Information shown section start

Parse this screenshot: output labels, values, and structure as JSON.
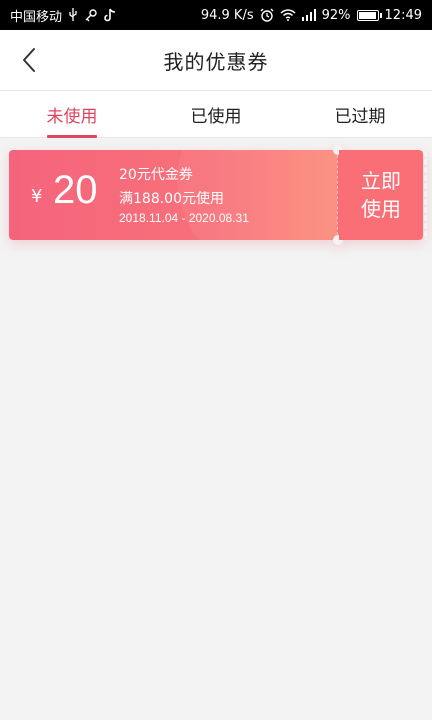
{
  "status_bar": {
    "carrier": "中国移动",
    "speed": "94.9 K/s",
    "battery": "92%",
    "time": "12:49"
  },
  "header": {
    "title": "我的优惠券"
  },
  "tabs": [
    {
      "label": "未使用",
      "active": true
    },
    {
      "label": "已使用",
      "active": false
    },
    {
      "label": "已过期",
      "active": false
    }
  ],
  "coupon": {
    "currency": "¥",
    "amount": "20",
    "name": "20元代金券",
    "condition": "满188.00元使用",
    "date_range": "2018.11.04 - 2020.08.31",
    "action_label": "立即使用"
  },
  "colors": {
    "accent": "#e0445e",
    "coupon_start": "#f5647c",
    "coupon_end": "#fb8c7c",
    "page_bg": "#f3f3f3"
  }
}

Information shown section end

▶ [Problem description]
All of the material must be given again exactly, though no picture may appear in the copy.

▶ [Finished task]
Parse this screenshot: output labels, values, and structure as JSON.
{
  "status_bar": {
    "carrier": "中国移动",
    "speed": "94.9 K/s",
    "battery": "92%",
    "time": "12:49"
  },
  "header": {
    "title": "我的优惠券"
  },
  "tabs": [
    {
      "label": "未使用",
      "active": true
    },
    {
      "label": "已使用",
      "active": false
    },
    {
      "label": "已过期",
      "active": false
    }
  ],
  "coupon": {
    "currency": "¥",
    "amount": "20",
    "name": "20元代金券",
    "condition": "满188.00元使用",
    "date_range": "2018.11.04 - 2020.08.31",
    "action_label": "立即使用"
  },
  "colors": {
    "accent": "#e0445e",
    "coupon_start": "#f5647c",
    "coupon_end": "#fb8c7c",
    "page_bg": "#f3f3f3"
  }
}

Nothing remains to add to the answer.